• [Records for this exercise]
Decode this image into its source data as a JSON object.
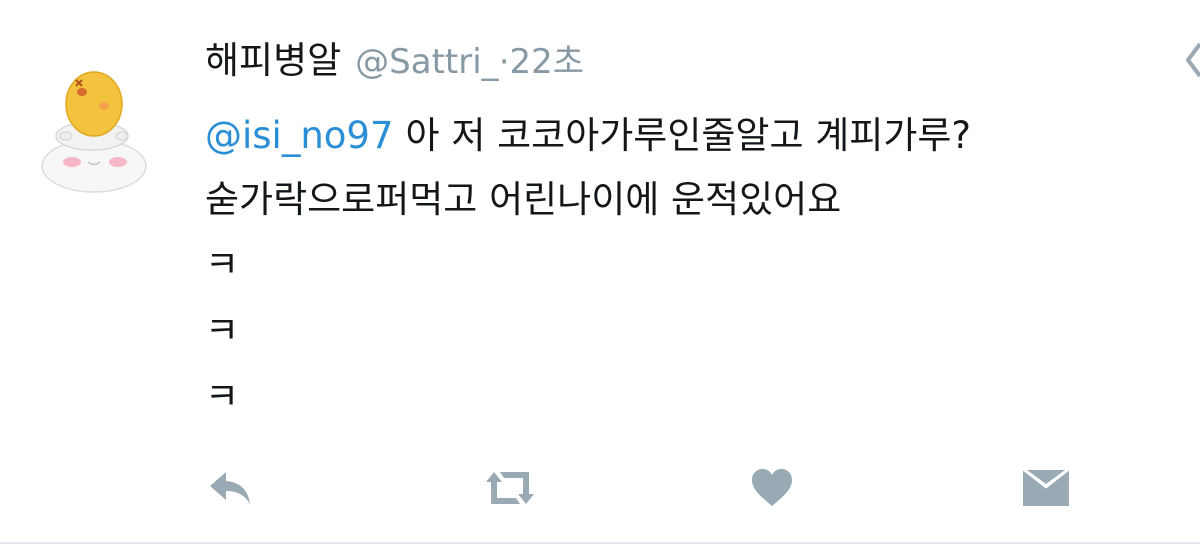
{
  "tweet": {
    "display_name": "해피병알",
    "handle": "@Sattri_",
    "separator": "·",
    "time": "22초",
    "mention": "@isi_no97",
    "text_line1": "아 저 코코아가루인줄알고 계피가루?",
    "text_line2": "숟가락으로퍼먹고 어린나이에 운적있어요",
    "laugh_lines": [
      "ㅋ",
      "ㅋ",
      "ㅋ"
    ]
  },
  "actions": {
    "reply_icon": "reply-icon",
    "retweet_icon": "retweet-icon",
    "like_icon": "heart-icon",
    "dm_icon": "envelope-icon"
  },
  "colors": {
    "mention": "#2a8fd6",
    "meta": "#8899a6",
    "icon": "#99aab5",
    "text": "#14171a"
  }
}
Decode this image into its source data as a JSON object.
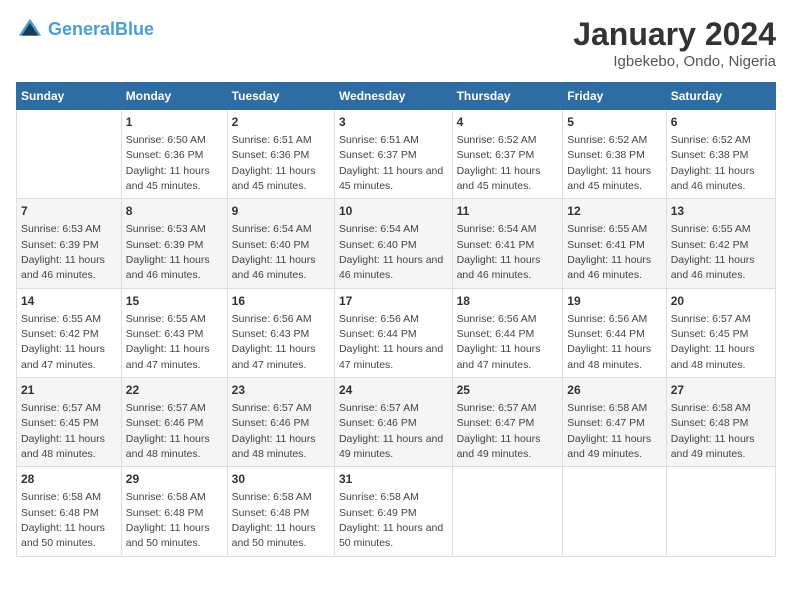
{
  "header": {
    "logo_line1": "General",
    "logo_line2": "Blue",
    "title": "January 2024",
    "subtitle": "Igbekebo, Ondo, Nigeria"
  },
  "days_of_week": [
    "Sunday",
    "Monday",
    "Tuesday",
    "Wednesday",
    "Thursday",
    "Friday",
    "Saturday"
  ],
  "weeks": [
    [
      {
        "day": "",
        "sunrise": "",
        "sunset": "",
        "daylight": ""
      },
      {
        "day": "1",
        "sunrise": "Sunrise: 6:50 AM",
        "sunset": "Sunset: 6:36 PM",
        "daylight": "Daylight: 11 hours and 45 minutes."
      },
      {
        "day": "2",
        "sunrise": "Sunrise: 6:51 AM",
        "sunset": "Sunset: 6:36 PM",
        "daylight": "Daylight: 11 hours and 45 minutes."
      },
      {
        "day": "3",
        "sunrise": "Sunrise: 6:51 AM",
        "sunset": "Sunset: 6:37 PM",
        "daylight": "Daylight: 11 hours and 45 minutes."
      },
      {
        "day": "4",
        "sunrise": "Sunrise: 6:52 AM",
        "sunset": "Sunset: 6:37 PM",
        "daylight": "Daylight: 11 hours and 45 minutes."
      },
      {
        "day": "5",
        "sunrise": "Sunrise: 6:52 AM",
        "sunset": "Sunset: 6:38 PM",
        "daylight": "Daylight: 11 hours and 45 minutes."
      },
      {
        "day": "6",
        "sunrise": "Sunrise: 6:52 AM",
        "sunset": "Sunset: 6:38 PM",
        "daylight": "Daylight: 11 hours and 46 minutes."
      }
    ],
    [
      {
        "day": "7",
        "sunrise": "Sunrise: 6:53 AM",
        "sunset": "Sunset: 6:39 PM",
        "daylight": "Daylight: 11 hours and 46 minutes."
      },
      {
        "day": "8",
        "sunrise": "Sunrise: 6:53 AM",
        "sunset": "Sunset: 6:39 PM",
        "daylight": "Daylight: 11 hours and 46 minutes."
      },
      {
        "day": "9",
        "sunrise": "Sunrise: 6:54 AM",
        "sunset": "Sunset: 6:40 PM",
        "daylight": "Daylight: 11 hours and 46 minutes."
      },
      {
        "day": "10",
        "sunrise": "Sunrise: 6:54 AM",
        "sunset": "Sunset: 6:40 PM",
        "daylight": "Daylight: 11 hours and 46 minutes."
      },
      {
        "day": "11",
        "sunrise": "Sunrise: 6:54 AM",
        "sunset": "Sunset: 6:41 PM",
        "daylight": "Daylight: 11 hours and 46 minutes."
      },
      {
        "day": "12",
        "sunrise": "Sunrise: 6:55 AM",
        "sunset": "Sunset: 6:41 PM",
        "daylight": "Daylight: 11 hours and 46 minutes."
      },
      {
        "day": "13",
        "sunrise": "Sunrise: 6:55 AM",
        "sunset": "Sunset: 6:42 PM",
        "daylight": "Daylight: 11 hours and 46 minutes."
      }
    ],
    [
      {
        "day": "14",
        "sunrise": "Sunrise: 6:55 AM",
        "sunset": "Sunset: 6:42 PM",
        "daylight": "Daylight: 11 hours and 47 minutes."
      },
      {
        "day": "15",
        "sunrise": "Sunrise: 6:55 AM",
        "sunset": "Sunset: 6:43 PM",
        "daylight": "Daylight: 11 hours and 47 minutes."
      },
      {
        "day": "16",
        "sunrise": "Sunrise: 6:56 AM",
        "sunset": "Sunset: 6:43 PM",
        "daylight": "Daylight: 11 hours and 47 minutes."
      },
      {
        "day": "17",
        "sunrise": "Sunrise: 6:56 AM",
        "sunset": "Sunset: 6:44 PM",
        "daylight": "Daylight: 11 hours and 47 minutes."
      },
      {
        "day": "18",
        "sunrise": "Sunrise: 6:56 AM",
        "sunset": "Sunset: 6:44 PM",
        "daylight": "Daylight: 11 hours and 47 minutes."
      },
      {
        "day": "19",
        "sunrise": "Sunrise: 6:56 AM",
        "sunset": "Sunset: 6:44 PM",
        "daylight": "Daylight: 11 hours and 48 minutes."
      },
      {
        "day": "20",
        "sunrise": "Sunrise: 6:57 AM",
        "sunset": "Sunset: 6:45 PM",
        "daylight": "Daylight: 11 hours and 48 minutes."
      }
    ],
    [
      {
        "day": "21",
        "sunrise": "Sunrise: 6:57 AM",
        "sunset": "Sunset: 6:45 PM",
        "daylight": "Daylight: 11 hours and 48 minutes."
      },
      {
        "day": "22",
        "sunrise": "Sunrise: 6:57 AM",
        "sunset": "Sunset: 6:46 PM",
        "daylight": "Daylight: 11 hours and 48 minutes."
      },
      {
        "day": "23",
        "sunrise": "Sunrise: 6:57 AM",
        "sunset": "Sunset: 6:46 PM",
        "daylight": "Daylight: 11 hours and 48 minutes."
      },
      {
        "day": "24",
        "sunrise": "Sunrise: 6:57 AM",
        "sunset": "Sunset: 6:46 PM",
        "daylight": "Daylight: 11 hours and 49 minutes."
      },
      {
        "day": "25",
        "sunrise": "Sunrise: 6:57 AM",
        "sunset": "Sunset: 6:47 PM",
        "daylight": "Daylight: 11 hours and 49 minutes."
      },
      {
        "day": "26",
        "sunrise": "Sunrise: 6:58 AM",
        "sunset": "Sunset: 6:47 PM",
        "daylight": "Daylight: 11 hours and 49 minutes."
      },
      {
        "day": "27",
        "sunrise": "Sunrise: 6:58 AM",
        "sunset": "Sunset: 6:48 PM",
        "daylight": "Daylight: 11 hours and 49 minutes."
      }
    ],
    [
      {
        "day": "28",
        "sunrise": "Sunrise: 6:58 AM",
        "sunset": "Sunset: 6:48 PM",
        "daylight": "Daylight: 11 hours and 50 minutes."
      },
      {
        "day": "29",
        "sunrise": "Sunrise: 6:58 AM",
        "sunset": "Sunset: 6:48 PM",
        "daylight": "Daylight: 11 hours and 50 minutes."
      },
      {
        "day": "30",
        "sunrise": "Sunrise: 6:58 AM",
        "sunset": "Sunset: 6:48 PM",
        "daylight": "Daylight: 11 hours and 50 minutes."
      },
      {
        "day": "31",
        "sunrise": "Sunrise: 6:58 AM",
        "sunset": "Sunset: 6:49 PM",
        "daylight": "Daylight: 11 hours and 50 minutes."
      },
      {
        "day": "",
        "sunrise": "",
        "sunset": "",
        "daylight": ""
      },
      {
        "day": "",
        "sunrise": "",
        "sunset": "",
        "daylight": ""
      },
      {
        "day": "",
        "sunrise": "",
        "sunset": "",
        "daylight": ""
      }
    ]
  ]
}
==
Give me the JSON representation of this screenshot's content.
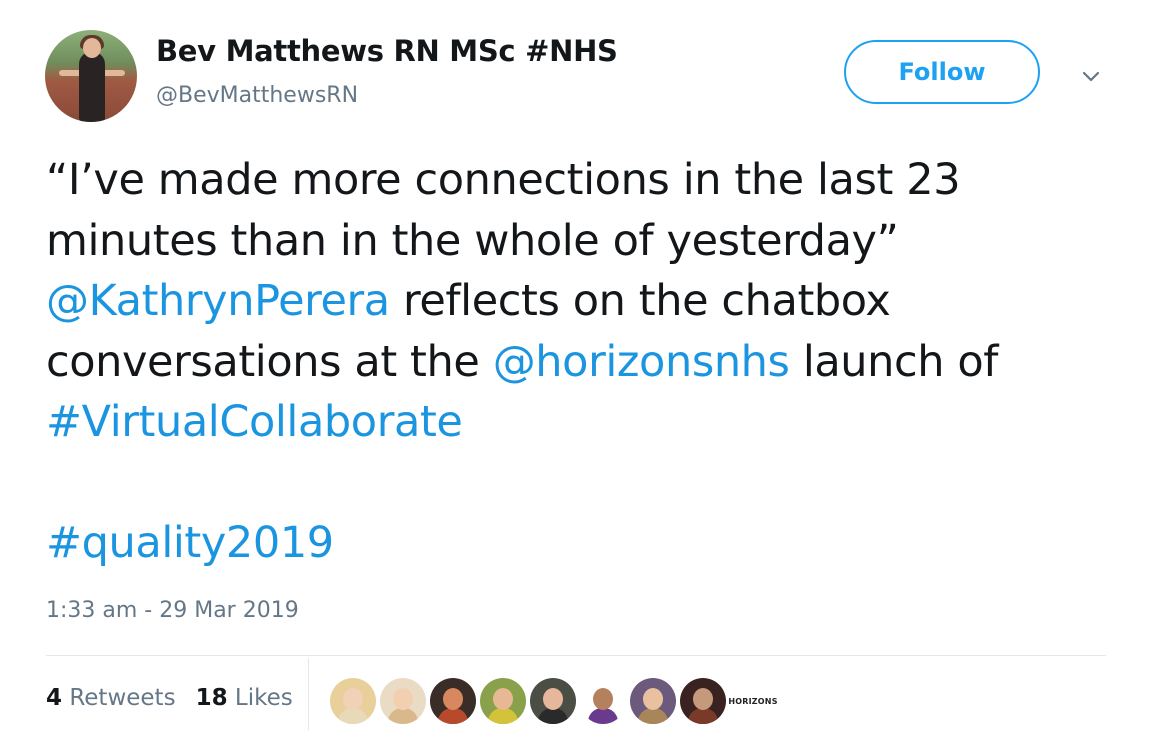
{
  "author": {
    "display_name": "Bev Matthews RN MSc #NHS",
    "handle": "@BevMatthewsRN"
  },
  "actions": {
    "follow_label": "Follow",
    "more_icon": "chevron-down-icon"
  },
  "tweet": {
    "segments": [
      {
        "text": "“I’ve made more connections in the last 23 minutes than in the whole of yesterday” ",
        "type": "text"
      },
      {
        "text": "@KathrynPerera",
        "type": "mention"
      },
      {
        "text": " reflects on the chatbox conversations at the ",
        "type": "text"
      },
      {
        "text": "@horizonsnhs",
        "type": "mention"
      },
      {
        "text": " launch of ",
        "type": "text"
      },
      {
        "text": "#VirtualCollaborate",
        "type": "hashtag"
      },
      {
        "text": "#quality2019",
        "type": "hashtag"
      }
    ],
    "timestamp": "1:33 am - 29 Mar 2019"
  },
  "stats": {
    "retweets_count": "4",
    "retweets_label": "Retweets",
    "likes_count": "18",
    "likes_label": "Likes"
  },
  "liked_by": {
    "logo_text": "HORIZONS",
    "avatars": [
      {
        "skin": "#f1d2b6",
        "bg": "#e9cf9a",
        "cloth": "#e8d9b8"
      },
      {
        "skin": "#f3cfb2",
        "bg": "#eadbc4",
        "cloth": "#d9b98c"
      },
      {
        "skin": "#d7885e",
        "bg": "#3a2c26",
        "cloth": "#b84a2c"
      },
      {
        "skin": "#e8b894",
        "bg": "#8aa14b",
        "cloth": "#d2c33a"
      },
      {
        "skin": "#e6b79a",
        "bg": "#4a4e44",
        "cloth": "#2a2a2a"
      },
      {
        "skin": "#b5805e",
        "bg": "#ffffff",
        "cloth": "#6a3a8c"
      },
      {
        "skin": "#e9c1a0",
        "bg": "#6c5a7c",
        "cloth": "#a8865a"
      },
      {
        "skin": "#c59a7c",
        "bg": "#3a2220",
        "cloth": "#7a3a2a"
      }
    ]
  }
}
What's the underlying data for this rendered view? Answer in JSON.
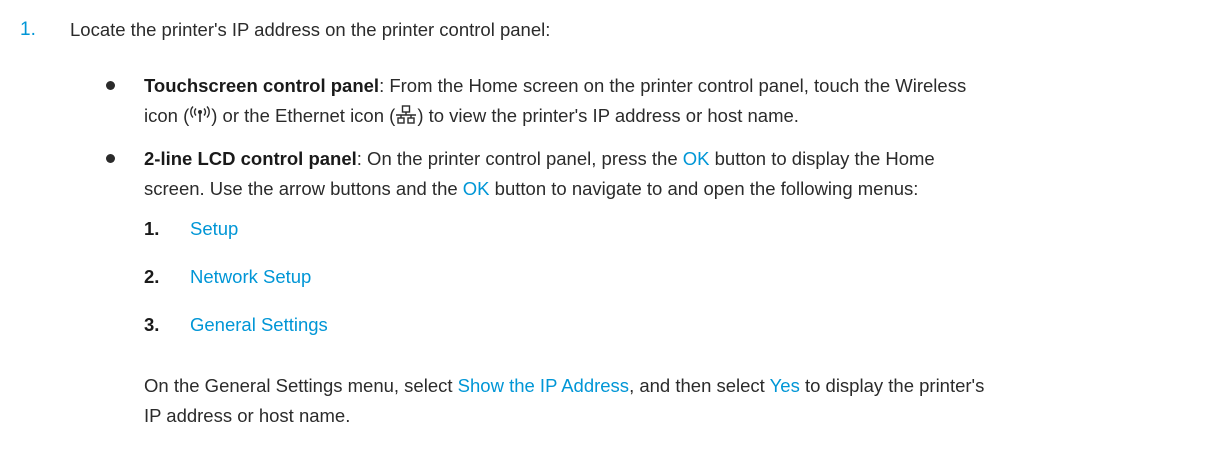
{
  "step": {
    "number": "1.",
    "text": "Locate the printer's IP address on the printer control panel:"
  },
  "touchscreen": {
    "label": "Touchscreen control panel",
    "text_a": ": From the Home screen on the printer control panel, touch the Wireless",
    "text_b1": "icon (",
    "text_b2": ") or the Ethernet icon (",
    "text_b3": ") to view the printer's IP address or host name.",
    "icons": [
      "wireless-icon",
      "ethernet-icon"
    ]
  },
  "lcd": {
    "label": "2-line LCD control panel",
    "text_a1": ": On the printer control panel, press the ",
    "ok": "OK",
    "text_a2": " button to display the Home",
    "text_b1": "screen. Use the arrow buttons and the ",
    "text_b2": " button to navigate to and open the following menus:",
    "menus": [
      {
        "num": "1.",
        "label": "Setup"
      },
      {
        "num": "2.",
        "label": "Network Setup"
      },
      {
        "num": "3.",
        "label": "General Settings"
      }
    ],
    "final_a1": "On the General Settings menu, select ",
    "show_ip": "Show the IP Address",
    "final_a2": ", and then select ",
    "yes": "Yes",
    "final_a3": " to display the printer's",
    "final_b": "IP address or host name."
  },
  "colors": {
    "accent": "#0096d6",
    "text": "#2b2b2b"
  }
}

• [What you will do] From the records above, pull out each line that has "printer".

• [Written solution]
    "text": "Locate the printer's IP address on the printer control panel:"
    "text_a": ": From the Home screen on the printer control panel, touch the Wireless",
    "text_b3": ") to view the printer's IP address or host name.",
    "text_a1": ": On the printer control panel, press the ",
    "final_a3": " to display the printer's",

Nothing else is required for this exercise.